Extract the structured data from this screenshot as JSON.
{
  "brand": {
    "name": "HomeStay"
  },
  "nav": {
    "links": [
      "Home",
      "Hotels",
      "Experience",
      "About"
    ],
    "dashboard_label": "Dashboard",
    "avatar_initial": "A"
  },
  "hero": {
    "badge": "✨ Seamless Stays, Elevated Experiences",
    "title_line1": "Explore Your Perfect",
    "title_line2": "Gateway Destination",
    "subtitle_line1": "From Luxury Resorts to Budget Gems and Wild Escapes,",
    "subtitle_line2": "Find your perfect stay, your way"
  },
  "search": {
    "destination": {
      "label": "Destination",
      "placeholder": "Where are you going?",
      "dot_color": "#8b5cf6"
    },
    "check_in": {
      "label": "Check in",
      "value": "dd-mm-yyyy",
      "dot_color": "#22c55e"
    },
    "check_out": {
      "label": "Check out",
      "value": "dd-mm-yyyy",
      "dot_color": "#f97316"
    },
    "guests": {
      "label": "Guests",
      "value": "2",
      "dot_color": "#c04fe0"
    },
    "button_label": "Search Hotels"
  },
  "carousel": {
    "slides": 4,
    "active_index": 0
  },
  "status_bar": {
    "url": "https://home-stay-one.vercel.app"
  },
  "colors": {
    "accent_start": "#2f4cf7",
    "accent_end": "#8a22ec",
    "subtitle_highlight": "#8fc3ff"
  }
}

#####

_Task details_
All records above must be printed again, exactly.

_Finished task_
Extract the structured data from this screenshot as JSON.
{
  "brand": {
    "name": "HomeStay"
  },
  "nav": {
    "links": [
      "Home",
      "Hotels",
      "Experience",
      "About"
    ],
    "dashboard_label": "Dashboard",
    "avatar_initial": "A"
  },
  "hero": {
    "badge": "✨ Seamless Stays, Elevated Experiences",
    "title_line1": "Explore Your Perfect",
    "title_line2": "Gateway Destination",
    "subtitle_line1": "From Luxury Resorts to Budget Gems and Wild Escapes,",
    "subtitle_line2": "Find your perfect stay, your way"
  },
  "search": {
    "destination": {
      "label": "Destination",
      "placeholder": "Where are you going?",
      "dot_color": "#8b5cf6"
    },
    "check_in": {
      "label": "Check in",
      "value": "dd-mm-yyyy",
      "dot_color": "#22c55e"
    },
    "check_out": {
      "label": "Check out",
      "value": "dd-mm-yyyy",
      "dot_color": "#f97316"
    },
    "guests": {
      "label": "Guests",
      "value": "2",
      "dot_color": "#c04fe0"
    },
    "button_label": "Search Hotels"
  },
  "carousel": {
    "slides": 4,
    "active_index": 0
  },
  "status_bar": {
    "url": "https://home-stay-one.vercel.app"
  },
  "colors": {
    "accent_start": "#2f4cf7",
    "accent_end": "#8a22ec",
    "subtitle_highlight": "#8fc3ff"
  }
}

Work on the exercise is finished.